Towards the end of his article Reese presents two questions: “How can there be a God when there is such evil in the world?” asked by people who can not make sense of evil. Reese further asks the opposite question: given where we have come from “why is there good in the world?”
The existence of goodness is as a result of the presence of God and the Holy Spirit in our world. Thomas Reese’s important message rings true in the midst of the darkness: “don’t let sin blind you to the presence of grace in our world. Be surprised by love.” (Grace Colella)
Let Them Who Are Without Sin
News of John Vanier’s sexual manipulation came as a shock. I have always admired him and wished I had his commitment. When I first saw the headline running at the bottom of the TV news screen, I thought this is probably fake news.
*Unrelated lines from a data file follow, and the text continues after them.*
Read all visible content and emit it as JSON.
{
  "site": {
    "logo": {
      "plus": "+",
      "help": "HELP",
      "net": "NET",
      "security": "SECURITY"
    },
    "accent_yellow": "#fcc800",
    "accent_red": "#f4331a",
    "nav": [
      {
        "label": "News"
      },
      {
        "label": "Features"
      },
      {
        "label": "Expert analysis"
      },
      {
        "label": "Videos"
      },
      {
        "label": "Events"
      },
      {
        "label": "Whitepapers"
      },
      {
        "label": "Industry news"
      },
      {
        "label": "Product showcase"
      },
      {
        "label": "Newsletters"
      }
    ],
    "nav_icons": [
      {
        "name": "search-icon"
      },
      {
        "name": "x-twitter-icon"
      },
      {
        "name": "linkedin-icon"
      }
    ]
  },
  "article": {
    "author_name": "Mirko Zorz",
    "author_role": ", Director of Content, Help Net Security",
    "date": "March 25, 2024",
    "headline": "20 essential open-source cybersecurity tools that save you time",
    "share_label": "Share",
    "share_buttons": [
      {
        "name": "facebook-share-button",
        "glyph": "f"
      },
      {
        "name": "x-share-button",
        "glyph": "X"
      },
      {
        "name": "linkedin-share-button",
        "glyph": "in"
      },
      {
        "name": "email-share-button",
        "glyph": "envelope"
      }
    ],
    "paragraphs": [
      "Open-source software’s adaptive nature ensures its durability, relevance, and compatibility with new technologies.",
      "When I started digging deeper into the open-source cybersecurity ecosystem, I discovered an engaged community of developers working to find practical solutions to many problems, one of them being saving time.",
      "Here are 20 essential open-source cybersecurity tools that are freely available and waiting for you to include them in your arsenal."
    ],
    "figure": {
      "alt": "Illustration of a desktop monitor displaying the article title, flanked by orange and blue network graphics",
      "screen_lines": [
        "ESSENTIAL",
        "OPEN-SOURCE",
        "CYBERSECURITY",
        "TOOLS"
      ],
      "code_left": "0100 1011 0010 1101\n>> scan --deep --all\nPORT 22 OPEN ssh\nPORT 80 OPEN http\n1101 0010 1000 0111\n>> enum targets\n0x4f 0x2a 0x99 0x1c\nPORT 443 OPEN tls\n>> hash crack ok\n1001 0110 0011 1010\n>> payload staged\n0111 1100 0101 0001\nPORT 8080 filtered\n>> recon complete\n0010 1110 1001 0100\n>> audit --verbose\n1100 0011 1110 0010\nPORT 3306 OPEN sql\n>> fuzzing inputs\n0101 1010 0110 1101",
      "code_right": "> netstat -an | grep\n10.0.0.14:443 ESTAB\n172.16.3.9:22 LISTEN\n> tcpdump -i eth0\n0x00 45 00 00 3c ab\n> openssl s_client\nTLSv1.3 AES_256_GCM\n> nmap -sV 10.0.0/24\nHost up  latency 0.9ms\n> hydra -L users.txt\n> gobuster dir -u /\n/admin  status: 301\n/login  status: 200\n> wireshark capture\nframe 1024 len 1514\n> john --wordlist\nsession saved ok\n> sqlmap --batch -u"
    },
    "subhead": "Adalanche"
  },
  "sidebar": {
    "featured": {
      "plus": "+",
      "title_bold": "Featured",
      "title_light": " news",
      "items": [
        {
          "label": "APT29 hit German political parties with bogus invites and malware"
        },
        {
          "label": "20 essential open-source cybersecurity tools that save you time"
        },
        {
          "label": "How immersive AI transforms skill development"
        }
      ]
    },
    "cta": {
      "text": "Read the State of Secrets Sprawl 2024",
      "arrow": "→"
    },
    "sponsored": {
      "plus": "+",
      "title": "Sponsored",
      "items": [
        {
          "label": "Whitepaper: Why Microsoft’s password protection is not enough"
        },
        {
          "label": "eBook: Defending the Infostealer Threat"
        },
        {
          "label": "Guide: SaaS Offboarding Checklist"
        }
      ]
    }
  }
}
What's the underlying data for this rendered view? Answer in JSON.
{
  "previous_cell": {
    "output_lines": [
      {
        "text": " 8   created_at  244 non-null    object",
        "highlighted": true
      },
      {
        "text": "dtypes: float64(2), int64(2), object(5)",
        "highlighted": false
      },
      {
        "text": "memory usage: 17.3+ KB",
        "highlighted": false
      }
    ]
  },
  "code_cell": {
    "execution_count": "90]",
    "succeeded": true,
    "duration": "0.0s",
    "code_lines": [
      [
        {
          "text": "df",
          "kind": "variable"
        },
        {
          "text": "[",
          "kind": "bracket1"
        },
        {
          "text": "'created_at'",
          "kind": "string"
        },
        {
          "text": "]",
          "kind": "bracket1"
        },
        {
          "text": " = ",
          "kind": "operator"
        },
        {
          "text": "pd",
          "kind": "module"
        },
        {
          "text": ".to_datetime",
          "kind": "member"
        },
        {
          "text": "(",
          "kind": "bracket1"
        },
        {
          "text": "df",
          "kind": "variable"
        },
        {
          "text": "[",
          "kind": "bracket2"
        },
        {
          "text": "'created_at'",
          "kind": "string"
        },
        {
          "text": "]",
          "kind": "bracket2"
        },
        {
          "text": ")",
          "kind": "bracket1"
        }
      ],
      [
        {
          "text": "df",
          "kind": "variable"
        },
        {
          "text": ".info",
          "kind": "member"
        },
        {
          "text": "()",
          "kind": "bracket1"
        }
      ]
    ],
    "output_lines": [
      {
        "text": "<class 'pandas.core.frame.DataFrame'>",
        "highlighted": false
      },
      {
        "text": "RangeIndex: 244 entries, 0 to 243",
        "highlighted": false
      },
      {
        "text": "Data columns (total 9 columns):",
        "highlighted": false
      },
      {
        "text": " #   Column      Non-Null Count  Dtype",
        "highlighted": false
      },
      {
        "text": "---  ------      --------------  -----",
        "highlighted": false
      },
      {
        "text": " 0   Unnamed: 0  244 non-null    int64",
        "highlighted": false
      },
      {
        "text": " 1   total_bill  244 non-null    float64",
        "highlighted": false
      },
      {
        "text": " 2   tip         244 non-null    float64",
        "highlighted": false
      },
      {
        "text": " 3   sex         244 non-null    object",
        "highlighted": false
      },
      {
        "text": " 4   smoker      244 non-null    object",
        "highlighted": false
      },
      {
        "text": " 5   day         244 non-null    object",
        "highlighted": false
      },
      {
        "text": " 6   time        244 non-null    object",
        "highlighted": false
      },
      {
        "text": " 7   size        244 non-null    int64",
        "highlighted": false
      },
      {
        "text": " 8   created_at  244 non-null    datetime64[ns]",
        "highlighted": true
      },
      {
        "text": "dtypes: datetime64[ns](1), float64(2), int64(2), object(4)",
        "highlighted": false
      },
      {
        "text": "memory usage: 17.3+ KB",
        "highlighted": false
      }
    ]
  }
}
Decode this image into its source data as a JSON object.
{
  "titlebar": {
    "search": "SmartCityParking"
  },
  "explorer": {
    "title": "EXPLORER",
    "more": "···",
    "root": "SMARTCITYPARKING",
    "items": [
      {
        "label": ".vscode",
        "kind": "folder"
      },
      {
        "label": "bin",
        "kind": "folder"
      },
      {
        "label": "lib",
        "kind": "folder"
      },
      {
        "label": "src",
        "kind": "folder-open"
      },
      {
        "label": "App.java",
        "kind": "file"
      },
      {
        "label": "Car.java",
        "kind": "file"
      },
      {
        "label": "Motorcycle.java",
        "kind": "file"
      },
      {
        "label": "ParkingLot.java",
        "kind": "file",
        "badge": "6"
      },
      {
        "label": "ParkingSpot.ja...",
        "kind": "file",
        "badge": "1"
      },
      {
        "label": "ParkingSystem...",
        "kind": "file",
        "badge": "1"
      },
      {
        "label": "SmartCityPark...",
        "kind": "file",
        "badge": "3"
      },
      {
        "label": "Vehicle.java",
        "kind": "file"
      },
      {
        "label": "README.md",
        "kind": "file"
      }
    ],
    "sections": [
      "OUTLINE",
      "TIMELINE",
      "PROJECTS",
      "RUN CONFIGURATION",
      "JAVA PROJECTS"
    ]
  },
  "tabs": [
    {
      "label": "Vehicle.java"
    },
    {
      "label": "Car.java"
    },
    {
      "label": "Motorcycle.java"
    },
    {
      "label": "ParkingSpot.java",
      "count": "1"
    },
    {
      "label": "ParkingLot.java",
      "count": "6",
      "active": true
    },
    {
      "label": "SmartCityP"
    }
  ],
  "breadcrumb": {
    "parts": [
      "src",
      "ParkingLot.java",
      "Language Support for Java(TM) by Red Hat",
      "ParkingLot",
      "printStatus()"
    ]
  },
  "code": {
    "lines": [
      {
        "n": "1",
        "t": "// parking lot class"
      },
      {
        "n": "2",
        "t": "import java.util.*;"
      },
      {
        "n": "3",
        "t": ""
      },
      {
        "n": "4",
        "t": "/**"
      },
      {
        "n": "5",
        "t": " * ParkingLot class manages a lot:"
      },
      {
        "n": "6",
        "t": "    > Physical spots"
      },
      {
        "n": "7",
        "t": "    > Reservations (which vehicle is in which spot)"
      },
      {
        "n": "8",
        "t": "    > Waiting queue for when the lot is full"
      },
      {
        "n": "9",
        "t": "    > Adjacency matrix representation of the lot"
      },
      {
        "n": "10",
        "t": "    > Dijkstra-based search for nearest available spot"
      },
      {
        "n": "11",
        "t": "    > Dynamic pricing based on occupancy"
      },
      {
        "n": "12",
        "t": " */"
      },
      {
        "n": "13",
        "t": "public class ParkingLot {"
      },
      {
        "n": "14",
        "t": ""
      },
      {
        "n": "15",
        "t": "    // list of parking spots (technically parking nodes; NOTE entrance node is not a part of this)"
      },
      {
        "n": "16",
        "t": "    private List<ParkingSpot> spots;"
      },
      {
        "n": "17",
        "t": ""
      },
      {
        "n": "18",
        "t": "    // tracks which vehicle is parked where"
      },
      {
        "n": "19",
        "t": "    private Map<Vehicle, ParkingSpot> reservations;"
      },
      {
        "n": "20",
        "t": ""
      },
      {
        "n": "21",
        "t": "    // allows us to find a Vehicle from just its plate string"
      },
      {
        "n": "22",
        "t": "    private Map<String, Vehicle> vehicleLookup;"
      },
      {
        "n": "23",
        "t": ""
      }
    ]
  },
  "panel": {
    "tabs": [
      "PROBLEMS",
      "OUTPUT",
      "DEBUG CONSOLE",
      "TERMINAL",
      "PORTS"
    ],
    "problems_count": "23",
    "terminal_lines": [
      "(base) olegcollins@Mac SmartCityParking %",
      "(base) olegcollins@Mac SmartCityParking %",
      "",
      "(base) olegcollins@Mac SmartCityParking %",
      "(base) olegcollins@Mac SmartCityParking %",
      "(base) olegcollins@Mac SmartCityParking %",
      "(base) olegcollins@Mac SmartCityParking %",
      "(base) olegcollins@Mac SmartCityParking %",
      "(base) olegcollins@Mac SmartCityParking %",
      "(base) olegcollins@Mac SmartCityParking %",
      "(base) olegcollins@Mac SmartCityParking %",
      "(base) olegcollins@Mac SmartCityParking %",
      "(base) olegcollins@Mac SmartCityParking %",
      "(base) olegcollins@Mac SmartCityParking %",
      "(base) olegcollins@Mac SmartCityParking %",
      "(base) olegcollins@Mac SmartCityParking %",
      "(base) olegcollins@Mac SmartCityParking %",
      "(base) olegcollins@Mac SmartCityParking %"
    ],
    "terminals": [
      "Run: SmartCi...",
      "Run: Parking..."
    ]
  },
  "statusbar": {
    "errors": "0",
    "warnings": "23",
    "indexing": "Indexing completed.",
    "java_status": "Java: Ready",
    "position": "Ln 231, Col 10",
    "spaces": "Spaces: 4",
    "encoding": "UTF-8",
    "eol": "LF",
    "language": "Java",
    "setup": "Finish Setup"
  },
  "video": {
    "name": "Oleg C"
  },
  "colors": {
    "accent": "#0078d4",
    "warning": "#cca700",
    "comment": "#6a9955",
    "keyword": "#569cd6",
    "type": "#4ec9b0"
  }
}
Somebody is making an outrageous allegation. Then a few days past and details emerged; yes, it was true. Another example that people will use to question following catholic leaders.
Obviously what he did was egregious and seriously sinful. He not only destroyed his own reputation, but his behaviour caused psychological trauma to those abused. The only way I can cope with this is to pray over Jesus’ wise words: “Let them who are without sin, cast the first stone.” May the women who were manipulated receive healing. May the many people who work at L’Arche and feel betrayed be given the capacity to forgive.
I pray that those who believe in the L’Arche mission, will continue to serve the needs of the handicapped people who are valued and loved. May this discovery be a time for greater transparency and accountability. (John Montague)
Thomas Reese’s article – When saints fall – was published on National Catholic Reporter (https://www.ncronline.org) Feb. 25, 2020